Activity: Report how many lines in the records carry the string "Galaxy", and give no further text.

Task data:
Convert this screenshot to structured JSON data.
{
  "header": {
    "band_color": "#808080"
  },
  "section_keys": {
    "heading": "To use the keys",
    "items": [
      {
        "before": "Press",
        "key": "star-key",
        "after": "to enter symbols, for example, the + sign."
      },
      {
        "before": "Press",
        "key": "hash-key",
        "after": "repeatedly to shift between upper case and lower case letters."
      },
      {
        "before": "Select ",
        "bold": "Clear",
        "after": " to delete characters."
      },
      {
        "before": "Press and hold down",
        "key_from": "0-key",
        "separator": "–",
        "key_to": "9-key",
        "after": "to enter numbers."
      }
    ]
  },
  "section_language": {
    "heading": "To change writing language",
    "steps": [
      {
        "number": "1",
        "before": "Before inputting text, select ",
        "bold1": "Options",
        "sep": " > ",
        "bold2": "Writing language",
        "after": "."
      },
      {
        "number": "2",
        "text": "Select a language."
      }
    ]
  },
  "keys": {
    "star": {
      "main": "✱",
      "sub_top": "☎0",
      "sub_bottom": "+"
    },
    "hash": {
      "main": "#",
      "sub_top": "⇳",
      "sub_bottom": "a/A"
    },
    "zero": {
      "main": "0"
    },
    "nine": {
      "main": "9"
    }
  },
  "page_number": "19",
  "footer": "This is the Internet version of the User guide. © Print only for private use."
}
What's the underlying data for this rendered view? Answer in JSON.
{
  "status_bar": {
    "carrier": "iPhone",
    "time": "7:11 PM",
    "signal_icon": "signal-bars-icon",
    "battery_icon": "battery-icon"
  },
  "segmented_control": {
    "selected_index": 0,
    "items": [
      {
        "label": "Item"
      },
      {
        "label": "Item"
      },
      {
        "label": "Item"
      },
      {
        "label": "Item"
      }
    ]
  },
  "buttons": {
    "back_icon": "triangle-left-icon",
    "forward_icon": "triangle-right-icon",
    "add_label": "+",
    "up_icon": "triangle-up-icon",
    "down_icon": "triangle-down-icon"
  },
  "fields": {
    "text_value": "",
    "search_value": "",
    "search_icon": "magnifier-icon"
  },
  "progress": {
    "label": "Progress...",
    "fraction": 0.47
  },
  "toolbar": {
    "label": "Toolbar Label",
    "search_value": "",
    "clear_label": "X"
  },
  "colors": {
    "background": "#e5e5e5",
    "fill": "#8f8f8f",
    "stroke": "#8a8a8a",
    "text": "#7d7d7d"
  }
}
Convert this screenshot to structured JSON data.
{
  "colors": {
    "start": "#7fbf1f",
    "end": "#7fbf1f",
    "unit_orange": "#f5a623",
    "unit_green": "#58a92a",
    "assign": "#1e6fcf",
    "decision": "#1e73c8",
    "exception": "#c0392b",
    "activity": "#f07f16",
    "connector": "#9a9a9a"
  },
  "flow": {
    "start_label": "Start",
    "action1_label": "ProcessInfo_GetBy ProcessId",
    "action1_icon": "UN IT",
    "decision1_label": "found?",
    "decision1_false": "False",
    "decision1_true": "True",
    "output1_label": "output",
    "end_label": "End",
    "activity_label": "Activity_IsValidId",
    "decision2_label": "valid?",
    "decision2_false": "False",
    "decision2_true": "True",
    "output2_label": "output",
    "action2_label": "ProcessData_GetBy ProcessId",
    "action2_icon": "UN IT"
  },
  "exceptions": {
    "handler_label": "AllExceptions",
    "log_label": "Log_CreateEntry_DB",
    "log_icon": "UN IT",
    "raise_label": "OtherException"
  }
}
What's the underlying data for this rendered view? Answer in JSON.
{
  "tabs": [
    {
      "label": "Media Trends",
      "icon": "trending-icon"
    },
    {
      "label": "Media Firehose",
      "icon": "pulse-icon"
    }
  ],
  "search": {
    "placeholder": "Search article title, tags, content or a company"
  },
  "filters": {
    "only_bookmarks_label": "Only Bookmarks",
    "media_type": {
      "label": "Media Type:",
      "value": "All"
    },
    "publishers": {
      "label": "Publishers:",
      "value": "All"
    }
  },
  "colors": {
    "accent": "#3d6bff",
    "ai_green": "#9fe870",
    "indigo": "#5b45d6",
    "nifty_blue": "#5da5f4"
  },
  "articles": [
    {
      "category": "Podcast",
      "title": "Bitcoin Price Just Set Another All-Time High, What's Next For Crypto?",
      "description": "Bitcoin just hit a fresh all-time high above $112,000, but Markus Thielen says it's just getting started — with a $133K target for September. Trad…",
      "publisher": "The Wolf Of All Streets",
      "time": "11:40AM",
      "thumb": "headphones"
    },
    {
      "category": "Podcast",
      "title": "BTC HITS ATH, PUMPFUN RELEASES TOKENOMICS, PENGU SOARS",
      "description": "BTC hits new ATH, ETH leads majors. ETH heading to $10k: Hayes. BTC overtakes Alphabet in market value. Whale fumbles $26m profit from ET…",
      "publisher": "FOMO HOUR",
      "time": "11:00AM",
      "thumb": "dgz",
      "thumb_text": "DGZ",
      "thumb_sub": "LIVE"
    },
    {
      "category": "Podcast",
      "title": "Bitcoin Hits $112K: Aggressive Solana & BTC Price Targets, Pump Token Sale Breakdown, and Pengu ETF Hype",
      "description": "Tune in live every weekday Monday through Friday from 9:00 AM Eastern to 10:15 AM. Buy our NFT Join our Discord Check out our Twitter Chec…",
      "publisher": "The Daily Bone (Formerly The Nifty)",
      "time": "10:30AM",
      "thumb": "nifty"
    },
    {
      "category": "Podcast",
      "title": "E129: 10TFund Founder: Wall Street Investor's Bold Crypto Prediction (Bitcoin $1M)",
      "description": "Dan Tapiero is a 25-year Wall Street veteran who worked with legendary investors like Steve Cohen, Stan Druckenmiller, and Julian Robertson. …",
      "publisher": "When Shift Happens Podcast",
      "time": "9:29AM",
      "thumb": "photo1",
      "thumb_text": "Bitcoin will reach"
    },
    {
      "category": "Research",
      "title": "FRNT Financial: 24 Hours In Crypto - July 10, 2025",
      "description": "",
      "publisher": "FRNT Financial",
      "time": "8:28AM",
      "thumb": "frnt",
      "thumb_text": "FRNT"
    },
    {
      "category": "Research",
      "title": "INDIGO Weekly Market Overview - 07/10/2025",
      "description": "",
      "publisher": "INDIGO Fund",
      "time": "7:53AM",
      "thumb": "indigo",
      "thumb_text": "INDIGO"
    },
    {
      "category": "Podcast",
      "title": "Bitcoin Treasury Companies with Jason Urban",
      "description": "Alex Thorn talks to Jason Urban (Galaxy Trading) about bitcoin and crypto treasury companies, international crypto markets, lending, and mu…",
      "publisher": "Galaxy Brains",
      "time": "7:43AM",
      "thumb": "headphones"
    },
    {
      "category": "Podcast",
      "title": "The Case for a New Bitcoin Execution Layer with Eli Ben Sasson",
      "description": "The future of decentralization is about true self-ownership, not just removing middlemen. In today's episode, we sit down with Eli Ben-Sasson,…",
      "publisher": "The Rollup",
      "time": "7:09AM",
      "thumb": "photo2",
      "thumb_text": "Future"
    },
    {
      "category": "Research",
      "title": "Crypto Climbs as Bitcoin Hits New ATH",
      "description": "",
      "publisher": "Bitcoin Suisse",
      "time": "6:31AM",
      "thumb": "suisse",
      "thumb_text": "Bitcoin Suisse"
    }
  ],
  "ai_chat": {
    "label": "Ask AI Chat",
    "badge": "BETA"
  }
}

Solution: 2